Entries from a dataset of interfaces:
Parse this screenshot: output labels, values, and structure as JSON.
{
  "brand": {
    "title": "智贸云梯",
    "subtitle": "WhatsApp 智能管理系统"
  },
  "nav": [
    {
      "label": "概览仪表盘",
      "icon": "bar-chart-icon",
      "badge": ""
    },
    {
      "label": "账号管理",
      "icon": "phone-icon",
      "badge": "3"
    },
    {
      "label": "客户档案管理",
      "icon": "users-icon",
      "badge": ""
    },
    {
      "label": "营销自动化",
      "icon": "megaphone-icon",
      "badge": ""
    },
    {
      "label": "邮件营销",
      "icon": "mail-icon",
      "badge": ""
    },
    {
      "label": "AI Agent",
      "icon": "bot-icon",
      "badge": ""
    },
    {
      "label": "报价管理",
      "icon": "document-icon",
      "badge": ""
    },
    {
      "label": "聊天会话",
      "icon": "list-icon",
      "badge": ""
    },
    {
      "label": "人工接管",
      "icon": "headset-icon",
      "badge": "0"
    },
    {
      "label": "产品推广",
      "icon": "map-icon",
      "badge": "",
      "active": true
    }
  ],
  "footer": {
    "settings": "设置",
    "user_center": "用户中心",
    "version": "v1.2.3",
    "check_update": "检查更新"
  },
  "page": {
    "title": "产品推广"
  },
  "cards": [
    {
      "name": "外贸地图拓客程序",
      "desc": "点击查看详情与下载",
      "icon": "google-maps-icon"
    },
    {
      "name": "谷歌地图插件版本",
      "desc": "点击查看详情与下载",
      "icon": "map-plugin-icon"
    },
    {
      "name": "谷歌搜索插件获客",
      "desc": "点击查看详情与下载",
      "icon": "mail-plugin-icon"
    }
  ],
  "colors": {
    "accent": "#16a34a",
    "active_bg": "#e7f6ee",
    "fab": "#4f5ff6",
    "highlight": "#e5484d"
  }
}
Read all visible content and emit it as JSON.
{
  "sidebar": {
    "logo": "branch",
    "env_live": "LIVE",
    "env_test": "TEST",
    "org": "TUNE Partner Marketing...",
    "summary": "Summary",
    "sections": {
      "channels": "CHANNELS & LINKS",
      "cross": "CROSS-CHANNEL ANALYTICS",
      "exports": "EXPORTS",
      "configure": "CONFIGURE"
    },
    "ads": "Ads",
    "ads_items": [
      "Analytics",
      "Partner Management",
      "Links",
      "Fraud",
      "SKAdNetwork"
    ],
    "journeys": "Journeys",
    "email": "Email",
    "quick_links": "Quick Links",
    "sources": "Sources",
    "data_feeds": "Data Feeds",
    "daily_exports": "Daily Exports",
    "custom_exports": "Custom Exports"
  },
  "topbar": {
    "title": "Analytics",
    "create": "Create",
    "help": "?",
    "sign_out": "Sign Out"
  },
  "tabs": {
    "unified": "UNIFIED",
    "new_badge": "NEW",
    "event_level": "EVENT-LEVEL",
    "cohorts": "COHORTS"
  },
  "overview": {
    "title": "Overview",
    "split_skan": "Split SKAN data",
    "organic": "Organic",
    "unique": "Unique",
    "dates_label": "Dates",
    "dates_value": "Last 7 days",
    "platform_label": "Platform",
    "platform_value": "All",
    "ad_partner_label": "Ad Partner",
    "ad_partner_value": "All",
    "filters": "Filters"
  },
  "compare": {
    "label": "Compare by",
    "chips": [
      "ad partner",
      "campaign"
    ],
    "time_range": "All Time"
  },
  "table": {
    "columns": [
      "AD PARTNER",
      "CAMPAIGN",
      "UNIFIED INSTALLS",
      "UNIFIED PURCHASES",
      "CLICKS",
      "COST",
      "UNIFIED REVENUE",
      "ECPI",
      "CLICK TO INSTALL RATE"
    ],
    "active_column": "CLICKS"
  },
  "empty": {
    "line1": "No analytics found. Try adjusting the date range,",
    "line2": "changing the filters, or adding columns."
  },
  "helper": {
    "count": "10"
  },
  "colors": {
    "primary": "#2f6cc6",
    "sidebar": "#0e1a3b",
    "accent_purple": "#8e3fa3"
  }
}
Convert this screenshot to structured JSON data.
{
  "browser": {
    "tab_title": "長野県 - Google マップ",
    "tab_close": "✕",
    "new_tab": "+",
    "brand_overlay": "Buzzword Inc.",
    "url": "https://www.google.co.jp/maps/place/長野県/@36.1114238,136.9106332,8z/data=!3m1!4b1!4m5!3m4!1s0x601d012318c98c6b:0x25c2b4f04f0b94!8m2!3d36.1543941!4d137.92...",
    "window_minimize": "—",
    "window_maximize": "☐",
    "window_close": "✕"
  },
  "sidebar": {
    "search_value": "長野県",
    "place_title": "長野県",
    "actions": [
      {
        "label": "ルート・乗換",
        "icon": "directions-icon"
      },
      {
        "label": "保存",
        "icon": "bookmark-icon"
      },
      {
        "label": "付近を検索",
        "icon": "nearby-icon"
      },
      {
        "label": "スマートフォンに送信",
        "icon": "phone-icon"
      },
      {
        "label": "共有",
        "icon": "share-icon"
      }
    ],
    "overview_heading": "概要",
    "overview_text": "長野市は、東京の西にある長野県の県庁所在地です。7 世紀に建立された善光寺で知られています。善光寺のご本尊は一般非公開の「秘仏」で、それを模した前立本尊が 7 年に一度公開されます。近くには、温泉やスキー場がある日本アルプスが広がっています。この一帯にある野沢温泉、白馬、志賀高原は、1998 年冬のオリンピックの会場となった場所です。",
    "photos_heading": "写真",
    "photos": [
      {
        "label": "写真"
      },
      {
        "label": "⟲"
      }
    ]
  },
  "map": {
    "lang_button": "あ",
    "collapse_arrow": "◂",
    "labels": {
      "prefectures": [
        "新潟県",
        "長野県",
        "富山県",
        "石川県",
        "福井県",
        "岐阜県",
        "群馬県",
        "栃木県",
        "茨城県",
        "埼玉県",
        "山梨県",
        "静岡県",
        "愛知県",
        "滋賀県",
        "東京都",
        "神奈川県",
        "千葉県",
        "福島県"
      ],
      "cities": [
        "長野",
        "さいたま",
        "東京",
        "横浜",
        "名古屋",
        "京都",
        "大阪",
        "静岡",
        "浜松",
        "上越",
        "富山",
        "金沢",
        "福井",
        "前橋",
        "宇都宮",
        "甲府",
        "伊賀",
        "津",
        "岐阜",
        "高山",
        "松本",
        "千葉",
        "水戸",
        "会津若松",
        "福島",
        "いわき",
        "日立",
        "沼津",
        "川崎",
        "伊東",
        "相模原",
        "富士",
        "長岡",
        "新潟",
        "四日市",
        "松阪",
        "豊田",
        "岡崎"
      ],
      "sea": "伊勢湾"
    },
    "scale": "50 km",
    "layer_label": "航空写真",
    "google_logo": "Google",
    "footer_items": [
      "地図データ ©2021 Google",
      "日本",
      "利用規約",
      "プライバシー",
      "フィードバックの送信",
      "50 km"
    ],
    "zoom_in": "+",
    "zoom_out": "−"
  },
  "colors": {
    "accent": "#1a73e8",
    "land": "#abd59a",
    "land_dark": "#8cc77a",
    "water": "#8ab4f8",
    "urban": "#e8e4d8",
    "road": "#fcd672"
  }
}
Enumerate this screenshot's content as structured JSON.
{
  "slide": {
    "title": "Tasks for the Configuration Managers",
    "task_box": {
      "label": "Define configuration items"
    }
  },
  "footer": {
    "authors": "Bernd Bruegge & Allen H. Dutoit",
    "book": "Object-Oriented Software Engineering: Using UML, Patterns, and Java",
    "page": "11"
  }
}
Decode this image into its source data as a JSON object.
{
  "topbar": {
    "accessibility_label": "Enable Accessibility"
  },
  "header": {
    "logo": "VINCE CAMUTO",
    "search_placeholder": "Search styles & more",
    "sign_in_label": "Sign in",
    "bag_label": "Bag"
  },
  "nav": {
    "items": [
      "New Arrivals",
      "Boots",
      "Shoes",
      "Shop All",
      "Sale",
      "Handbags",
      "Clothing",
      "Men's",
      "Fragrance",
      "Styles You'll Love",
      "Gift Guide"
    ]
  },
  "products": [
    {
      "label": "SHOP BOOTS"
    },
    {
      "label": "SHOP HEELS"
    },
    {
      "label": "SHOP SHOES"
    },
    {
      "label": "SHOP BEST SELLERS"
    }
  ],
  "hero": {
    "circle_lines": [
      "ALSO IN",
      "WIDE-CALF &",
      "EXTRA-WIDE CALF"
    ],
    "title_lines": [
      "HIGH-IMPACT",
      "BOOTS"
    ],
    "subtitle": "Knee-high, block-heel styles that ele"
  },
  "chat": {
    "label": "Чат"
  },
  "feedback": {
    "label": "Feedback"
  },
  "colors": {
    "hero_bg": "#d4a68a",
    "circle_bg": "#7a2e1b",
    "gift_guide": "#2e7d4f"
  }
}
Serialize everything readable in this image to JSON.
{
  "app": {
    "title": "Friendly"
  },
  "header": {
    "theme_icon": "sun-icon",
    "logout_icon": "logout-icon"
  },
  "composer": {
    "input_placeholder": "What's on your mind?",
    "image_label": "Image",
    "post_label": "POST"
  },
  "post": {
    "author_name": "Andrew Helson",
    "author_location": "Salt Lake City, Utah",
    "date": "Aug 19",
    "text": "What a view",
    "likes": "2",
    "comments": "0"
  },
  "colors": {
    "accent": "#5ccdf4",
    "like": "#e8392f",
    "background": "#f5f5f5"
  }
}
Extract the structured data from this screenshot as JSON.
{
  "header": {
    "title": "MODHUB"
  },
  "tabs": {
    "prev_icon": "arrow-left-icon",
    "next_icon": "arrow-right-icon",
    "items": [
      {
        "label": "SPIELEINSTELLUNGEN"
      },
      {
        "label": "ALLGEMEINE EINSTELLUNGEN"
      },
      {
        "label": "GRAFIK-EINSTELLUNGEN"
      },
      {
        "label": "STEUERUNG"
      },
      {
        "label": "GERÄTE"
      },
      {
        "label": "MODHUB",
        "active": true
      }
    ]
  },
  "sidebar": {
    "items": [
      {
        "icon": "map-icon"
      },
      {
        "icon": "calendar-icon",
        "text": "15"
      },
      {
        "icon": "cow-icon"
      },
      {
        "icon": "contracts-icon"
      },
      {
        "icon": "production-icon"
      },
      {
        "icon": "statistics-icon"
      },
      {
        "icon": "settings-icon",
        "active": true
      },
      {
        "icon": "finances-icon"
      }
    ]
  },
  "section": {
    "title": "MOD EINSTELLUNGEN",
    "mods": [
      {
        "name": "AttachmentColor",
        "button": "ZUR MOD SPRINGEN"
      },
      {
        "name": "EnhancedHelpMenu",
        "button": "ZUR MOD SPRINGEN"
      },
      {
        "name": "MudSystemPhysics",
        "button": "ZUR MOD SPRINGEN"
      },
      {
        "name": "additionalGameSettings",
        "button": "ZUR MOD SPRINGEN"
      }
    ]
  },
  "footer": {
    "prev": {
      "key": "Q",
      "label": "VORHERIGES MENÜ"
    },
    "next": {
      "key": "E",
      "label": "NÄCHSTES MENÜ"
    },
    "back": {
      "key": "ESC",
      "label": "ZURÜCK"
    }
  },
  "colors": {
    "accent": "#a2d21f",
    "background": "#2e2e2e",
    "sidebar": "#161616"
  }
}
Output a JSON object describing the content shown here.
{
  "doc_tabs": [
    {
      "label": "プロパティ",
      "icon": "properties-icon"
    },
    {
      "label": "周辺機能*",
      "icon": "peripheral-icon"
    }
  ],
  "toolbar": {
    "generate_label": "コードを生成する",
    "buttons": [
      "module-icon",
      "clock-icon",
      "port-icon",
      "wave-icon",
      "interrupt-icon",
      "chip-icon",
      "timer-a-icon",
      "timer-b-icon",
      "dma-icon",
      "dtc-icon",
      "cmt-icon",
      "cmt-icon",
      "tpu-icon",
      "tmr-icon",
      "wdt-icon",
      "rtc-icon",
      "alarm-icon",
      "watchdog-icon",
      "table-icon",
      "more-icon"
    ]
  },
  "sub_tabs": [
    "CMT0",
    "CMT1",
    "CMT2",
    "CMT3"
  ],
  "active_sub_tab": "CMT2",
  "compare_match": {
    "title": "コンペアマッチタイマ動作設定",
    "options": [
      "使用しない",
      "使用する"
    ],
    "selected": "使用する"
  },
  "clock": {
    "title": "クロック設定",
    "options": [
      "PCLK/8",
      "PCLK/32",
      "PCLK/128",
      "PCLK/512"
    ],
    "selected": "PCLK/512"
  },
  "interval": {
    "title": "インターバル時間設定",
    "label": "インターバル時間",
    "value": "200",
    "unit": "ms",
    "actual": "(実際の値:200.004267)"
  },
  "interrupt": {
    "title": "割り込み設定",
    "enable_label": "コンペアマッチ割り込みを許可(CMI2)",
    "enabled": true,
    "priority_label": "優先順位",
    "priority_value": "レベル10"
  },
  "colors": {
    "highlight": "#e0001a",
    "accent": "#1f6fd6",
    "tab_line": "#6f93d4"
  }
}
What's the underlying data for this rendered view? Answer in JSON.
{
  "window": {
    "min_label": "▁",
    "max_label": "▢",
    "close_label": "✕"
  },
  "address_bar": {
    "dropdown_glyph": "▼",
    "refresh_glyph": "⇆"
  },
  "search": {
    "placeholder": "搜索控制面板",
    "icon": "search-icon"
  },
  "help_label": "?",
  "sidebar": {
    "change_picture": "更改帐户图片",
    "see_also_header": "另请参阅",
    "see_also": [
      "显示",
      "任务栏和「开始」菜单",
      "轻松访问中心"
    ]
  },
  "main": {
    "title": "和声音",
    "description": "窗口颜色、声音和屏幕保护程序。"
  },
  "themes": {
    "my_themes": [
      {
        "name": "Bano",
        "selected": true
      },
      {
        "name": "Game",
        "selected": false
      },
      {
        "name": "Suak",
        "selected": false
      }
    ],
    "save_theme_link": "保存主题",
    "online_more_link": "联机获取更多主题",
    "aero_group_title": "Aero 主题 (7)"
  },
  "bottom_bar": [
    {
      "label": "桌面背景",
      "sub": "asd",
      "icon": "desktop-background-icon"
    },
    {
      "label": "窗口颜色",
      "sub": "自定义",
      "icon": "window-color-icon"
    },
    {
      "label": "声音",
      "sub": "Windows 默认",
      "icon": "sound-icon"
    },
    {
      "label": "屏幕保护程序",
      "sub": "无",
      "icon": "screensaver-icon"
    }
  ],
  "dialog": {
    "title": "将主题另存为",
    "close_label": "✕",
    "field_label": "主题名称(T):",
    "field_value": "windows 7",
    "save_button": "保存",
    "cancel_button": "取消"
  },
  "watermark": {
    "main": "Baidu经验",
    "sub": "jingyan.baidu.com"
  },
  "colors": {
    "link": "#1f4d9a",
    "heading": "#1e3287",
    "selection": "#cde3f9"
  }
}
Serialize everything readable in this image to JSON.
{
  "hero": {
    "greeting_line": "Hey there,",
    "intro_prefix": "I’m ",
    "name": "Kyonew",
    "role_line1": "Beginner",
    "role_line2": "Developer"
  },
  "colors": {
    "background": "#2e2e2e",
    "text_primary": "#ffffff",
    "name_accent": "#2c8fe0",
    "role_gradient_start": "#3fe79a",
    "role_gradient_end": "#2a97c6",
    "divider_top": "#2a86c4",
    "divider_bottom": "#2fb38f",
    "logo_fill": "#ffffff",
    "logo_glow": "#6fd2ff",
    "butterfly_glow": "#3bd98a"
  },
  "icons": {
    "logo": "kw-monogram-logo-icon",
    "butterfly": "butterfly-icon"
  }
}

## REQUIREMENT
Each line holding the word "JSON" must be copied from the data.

## WRITTEN ANSWER
Parse this screenshot: output labels, values, and structure as JSON.
Read all visible content and emit it as JSON.
Convert this screenshot to structured JSON data.
Enumerate this screenshot's content as structured JSON.
Decode this image into its source data as a JSON object.
Serialize everything readable in this image to JSON.
Extract the structured data from this screenshot as JSON.
Output a JSON object describing the content shown here.
What's the underlying data for this rendered view? Answer in JSON.
Serialize everything readable in this image to JSON.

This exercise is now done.